(Interface dataset entries)
----

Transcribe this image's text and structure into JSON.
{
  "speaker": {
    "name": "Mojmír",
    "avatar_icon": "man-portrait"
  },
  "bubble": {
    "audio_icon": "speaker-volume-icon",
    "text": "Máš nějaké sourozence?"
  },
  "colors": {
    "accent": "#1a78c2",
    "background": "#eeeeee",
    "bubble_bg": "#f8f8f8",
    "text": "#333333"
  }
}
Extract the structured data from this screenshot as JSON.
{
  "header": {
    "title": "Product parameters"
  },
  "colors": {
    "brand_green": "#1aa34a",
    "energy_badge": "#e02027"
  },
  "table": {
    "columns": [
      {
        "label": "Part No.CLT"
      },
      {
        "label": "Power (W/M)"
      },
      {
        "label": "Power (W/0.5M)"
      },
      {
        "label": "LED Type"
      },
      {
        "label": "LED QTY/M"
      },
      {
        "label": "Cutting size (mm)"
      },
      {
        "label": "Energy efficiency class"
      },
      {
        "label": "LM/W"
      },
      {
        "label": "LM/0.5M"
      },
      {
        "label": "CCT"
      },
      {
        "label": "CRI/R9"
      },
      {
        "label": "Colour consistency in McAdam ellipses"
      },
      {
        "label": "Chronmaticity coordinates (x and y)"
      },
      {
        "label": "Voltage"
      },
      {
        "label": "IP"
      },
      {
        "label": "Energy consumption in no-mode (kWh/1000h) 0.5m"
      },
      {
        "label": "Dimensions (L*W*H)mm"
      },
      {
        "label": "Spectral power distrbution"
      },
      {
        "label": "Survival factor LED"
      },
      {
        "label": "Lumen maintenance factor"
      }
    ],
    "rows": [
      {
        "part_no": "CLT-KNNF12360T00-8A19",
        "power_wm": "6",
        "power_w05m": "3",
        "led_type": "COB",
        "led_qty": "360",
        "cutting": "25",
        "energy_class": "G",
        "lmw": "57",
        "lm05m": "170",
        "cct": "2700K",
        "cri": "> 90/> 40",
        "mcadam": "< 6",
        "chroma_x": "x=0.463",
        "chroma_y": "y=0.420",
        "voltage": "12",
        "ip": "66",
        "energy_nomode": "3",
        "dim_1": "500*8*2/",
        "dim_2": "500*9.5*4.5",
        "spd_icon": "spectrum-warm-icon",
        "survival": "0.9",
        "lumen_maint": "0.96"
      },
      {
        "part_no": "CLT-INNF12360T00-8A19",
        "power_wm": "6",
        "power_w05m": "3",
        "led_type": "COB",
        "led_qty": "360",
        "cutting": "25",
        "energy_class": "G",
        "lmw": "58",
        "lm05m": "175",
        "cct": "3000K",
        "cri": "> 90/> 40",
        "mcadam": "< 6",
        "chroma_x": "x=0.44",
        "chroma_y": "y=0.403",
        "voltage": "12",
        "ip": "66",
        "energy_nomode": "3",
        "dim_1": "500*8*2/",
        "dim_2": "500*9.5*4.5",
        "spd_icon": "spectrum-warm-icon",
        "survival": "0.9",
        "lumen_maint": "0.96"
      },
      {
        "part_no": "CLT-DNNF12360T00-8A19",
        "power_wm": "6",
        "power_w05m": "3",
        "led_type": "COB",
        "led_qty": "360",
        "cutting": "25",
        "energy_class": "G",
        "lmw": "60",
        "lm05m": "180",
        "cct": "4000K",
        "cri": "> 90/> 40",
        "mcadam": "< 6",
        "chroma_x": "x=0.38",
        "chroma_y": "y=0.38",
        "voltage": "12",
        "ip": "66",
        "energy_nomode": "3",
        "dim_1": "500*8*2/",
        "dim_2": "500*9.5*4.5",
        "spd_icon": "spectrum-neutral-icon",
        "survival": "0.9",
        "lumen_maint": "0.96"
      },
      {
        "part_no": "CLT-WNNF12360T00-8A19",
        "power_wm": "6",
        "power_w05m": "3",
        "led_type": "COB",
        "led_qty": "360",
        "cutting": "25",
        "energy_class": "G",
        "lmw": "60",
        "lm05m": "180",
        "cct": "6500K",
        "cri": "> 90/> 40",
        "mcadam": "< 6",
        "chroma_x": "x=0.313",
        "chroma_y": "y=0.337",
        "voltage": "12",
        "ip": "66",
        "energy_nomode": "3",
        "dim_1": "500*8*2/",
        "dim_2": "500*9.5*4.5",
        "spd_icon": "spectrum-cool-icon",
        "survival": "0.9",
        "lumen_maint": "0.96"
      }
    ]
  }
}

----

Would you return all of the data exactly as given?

**Solution for this problem:**
Transcribe this image's text and structure into JSON.
{
  "speaker": {
    "name": "Mojmír",
    "avatar_icon": "man-portrait"
  },
  "bubble": {
    "audio_icon": "speaker-volume-icon",
    "text": "Máš nějaké sourozence?"
  },
  "colors": {
    "accent": "#1a78c2",
    "background": "#eeeeee",
    "bubble_bg": "#f8f8f8",
    "text": "#333333"
  }
}
Extract the structured data from this screenshot as JSON.
{
  "header": {
    "title": "Product parameters"
  },
  "colors": {
    "brand_green": "#1aa34a",
    "energy_badge": "#e02027"
  },
  "table": {
    "columns": [
      {
        "label": "Part No.CLT"
      },
      {
        "label": "Power (W/M)"
      },
      {
        "label": "Power (W/0.5M)"
      },
      {
        "label": "LED Type"
      },
      {
        "label": "LED QTY/M"
      },
      {
        "label": "Cutting size (mm)"
      },
      {
        "label": "Energy efficiency class"
      },
      {
        "label": "LM/W"
      },
      {
        "label": "LM/0.5M"
      },
      {
        "label": "CCT"
      },
      {
        "label": "CRI/R9"
      },
      {
        "label": "Colour consistency in McAdam ellipses"
      },
      {
        "label": "Chronmaticity coordinates (x and y)"
      },
      {
        "label": "Voltage"
      },
      {
        "label": "IP"
      },
      {
        "label": "Energy consumption in no-mode (kWh/1000h) 0.5m"
      },
      {
        "label": "Dimensions (L*W*H)mm"
      },
      {
        "label": "Spectral power distrbution"
      },
      {
        "label": "Survival factor LED"
      },
      {
        "label": "Lumen maintenance factor"
      }
    ],
    "rows": [
      {
        "part_no": "CLT-KNNF12360T00-8A19",
        "power_wm": "6",
        "power_w05m": "3",
        "led_type": "COB",
        "led_qty": "360",
        "cutting": "25",
        "energy_class": "G",
        "lmw": "57",
        "lm05m": "170",
        "cct": "2700K",
        "cri": "> 90/> 40",
        "mcadam": "< 6",
        "chroma_x": "x=0.463",
        "chroma_y": "y=0.420",
        "voltage": "12",
        "ip": "66",
        "energy_nomode": "3",
        "dim_1": "500*8*2/",
        "dim_2": "500*9.5*4.5",
        "spd_icon": "spectrum-warm-icon",
        "survival": "0.9",
        "lumen_maint": "0.96"
      },
      {
        "part_no": "CLT-INNF12360T00-8A19",
        "power_wm": "6",
        "power_w05m": "3",
        "led_type": "COB",
        "led_qty": "360",
        "cutting": "25",
        "energy_class": "G",
        "lmw": "58",
        "lm05m": "175",
        "cct": "3000K",
        "cri": "> 90/> 40",
        "mcadam": "< 6",
        "chroma_x": "x=0.44",
        "chroma_y": "y=0.403",
        "voltage": "12",
        "ip": "66",
        "energy_nomode": "3",
        "dim_1": "500*8*2/",
        "dim_2": "500*9.5*4.5",
        "spd_icon": "spectrum-warm-icon",
        "survival": "0.9",
        "lumen_maint": "0.96"
      },
      {
        "part_no": "CLT-DNNF12360T00-8A19",
        "power_wm": "6",
        "power_w05m": "3",
        "led_type": "COB",
        "led_qty": "360",
        "cutting": "25",
        "energy_class": "G",
        "lmw": "60",
        "lm05m": "180",
        "cct": "4000K",
        "cri": "> 90/> 40",
        "mcadam": "< 6",
        "chroma_x": "x=0.38",
        "chroma_y": "y=0.38",
        "voltage": "12",
        "ip": "66",
        "energy_nomode": "3",
        "dim_1": "500*8*2/",
        "dim_2": "500*9.5*4.5",
        "spd_icon": "spectrum-neutral-icon",
        "survival": "0.9",
        "lumen_maint": "0.96"
      },
      {
        "part_no": "CLT-WNNF12360T00-8A19",
        "power_wm": "6",
        "power_w05m": "3",
        "led_type": "COB",
        "led_qty": "360",
        "cutting": "25",
        "energy_class": "G",
        "lmw": "60",
        "lm05m": "180",
        "cct": "6500K",
        "cri": "> 90/> 40",
        "mcadam": "< 6",
        "chroma_x": "x=0.313",
        "chroma_y": "y=0.337",
        "voltage": "12",
        "ip": "66",
        "energy_nomode": "3",
        "dim_1": "500*8*2/",
        "dim_2": "500*9.5*4.5",
        "spd_icon": "spectrum-cool-icon",
        "survival": "0.9",
        "lumen_maint": "0.96"
      }
    ]
  }
}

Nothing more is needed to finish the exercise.